In this month’s Discovering Britain #trail, Laura Cole explores Coed Felinrhyd, an ancient rainforest hidden in North Wales
The forest looks like it’s on something – extra fertiliser, steroids, or a mysterious science-fiction chemical? Being tucked away beyond Maentwrog Power Station, a humming 30MW hydropower plant, only adds to this feeling of an experiment gone wrong, or wonderfully right

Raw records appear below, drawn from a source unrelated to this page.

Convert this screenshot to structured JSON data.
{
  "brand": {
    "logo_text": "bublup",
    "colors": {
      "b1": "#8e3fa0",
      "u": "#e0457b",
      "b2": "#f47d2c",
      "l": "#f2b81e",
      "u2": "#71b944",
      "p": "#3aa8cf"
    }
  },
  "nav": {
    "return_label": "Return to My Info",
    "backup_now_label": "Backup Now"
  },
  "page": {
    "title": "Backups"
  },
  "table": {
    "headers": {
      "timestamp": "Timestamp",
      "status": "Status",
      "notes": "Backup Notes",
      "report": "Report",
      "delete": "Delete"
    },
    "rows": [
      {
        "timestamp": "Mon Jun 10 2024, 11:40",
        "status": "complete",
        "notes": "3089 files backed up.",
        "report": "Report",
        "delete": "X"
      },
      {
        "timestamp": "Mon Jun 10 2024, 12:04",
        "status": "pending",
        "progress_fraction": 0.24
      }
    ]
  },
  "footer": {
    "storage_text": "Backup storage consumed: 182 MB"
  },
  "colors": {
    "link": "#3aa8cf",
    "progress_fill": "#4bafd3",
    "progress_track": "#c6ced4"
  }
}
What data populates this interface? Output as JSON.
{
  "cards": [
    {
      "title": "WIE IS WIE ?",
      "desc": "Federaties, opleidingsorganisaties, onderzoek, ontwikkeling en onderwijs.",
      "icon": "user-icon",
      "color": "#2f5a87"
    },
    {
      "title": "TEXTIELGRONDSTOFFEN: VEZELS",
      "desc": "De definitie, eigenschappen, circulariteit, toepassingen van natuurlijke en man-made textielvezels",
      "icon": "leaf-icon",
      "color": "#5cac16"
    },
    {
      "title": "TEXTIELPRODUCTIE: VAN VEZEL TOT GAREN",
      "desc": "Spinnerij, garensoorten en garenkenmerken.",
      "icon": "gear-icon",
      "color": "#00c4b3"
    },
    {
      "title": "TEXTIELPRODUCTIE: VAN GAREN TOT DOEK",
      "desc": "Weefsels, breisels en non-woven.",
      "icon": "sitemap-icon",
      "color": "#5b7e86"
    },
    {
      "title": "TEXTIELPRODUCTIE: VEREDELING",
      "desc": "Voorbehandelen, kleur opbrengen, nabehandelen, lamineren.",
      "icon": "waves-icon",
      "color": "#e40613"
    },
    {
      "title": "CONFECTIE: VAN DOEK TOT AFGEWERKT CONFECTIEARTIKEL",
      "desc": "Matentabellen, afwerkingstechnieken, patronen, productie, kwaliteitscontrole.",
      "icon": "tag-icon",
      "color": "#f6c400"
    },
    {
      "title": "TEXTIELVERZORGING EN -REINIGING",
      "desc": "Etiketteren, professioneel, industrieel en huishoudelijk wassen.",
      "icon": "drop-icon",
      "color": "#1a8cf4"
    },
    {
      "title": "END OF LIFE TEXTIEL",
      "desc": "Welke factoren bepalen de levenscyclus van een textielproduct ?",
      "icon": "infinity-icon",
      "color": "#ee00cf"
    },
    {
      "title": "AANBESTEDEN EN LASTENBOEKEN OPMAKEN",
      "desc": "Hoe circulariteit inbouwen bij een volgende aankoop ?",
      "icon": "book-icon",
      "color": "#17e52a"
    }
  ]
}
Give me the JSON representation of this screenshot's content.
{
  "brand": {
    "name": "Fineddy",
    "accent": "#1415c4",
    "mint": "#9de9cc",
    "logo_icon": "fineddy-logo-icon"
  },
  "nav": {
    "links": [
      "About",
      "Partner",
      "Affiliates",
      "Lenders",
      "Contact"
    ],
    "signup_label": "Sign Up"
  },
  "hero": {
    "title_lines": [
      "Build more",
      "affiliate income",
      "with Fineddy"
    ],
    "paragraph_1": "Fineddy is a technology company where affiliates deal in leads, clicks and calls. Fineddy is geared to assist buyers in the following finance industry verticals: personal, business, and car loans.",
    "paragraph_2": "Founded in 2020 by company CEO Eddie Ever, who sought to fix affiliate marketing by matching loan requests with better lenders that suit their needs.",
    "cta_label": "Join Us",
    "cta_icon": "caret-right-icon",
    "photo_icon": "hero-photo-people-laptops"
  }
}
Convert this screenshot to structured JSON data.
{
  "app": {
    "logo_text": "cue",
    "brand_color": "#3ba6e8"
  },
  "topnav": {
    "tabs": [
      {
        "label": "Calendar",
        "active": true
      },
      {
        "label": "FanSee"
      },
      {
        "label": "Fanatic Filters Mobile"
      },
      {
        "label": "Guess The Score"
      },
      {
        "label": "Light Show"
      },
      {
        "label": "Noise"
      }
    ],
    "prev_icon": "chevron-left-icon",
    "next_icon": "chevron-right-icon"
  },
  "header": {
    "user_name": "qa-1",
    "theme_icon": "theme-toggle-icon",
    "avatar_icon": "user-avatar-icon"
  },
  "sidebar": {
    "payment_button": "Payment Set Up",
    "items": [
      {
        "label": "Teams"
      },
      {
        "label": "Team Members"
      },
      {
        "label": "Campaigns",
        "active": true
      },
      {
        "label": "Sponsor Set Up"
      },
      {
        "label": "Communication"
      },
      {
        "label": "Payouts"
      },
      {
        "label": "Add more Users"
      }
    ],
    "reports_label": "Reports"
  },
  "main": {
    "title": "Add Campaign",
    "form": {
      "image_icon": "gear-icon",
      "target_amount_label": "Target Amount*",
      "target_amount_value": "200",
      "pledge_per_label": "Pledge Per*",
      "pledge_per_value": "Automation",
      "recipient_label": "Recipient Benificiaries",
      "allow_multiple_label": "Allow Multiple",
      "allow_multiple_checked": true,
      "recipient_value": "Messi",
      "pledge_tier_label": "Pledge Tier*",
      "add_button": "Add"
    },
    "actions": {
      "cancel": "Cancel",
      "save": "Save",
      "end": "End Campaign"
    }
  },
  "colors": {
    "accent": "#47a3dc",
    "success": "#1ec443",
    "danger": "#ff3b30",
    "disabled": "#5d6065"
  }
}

At Coed Felinrhyd the plants are intense. All around, young ferns uncurl their seahorse-heads from clumps of moss, which have grown so big and fleecy they could almost sprout legs and frolic away. Oak trees hold tight fistfuls of their new leaves – shocks of neon and yellow against the dark backdrop of the gorge. There is rain from above, a stream hissing below, and everything in-between is sopping wet. ‘It is a genuine #temperate #rainforest,’ says Kylie Mattock, who manages the forest for the Woodland Trust. Forests like this would once have covered the western seaboard of Europe but now are extremely rare habitats on the continent. In the UK, fragments exist on the steep sides of rivers and gorges, away from the pressure of grazing and deforestation. Parts of these woods are so untouched, the hazel and sessile oak are thought to have been growing uninterrupted since the end of the last Ice Age.
For the full article, visit geographical.co.uk